Apulia is a region of Italy in Southern Italy bordering the Adriatic Sea in the east, the Ionian Sea to the southeast, and the Strait of Òtranto and Gulf of Taranto in the south. Its southernmost portion, known as the Salento peninsula, forms a ``stiletto`` on the ``boot`` of Italy. The region comprises 19,345 square kilometers (7,469 sq mi), and its population is about 4 million.
It is bordered by the other Italian regions of Molise to the north, Campania to the west, and Basilicata to the southwest. Across the Adriatic and Ionian Seas, it faces Albania, Bosnia-Herzegovina, Croatia, Greece, and Montenegro, The Apulia region extends as far north as Monte Gargano. Its capital city is Bari.
Puglia’s coastline is longer than any other mainland Italian region. In the north, the Gargano promontory extends out into the Adriatic, while in the south, the flat and dry Salento peninsula forms the ‘heel’ of Italy’s boot.
It is home to the Alta Murgia and Gargano National Parks.
Tours in Apulia
Wine Tour in a Castle near Lecce from €90
Emigration from the region’s depressed areas to northern Italy and the rest of Europe was very intense in the years between 1956 and 1971. Subsequently, the trend declined as economic conditions improved, to the point where there was net immigration in the years between 1982 and 1985. Since 1986 the stagnation in employment has led to a new inversion of the trend, caused by a decrease in immigration.
Since 1 June 2015, former judge and mayor of Bari Michele Emiliano of the Democratic Party has served as President.
Good to Know
Visa in not needed for EU citizens. Everyone else need a visa.
19,358 km2 (7,474 sq mi)
Apulia is one of the richest archaeological regions in Italy.
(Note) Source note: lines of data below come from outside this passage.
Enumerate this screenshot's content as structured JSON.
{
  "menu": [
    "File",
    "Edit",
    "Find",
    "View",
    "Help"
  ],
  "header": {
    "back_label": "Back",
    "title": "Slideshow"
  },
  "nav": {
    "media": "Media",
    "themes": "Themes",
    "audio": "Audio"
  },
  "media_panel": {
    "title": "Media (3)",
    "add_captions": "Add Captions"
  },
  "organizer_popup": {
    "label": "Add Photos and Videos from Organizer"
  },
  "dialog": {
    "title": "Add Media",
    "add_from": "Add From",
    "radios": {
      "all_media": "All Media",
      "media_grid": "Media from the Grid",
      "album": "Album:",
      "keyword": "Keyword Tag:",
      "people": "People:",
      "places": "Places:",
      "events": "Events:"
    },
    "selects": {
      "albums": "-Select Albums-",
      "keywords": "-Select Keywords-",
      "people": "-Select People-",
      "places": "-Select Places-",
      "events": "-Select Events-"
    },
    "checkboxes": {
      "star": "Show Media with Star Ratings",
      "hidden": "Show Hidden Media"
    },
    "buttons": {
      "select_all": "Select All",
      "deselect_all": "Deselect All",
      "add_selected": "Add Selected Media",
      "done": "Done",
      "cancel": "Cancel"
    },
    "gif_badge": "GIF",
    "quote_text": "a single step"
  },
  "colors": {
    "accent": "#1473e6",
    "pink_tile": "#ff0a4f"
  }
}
It was first colonized by Mycenaean Greeks.
A number of castles were built in the area by Holy Roman Emperor Frederick II, including Castel del Monte, sometimes called the “Crown of Apulia”.
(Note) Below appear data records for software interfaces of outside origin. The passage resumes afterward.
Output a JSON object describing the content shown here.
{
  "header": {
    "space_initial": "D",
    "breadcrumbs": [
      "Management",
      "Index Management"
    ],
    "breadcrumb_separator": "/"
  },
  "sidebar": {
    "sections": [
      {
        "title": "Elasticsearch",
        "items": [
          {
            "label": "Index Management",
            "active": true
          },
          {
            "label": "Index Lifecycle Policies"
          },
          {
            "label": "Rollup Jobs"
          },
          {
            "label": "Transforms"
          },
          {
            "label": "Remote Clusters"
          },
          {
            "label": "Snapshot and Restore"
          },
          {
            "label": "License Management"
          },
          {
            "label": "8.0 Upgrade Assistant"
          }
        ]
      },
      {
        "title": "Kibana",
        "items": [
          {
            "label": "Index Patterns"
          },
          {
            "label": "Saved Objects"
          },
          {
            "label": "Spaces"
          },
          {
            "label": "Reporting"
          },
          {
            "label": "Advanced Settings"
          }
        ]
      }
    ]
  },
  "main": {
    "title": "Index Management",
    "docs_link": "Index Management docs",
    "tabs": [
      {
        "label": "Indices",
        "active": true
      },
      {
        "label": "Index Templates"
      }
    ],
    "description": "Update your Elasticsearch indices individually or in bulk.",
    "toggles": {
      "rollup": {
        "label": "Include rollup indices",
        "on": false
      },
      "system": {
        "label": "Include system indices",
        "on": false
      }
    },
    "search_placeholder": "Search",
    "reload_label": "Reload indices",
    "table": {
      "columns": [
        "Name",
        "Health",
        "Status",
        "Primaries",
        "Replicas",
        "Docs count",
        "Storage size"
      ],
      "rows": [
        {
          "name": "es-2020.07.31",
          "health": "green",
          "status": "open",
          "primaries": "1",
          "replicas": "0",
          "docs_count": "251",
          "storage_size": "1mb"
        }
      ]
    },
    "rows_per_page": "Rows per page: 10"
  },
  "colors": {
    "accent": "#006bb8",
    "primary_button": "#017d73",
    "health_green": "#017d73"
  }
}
After 1282, when the island of Sicily was lost, Apulia was part of the Kingdom of Naples (confusingly known also as the Kingdom of Sicily), and remained so until the unification of Italy in the 1860s. This kingdom was independent under the House of Anjou from 1282 to 1442, then was part of Aragon until 1458, after which it was again independent under a cadet branch of the House of Trastámara until 1501. As a result of the French–Spanish war of 1501–1504, Naples again came under the rule of Aragon and the Spanish Empire from 1504 to 1714. When Barbary pirates of North Africa sacked Vieste in 1554, they took an estimated 7,000 slaves, and the coast of Apulia was occupied at times by the Turks and at other times by the Venetians.
In 1861 the region became part of the Kingdom of Italy, with the new capital city at Turin. In the words of one historian, Turin was “so far away that Otranto is today closer to seventeen foreign capitals than it is to Turin”.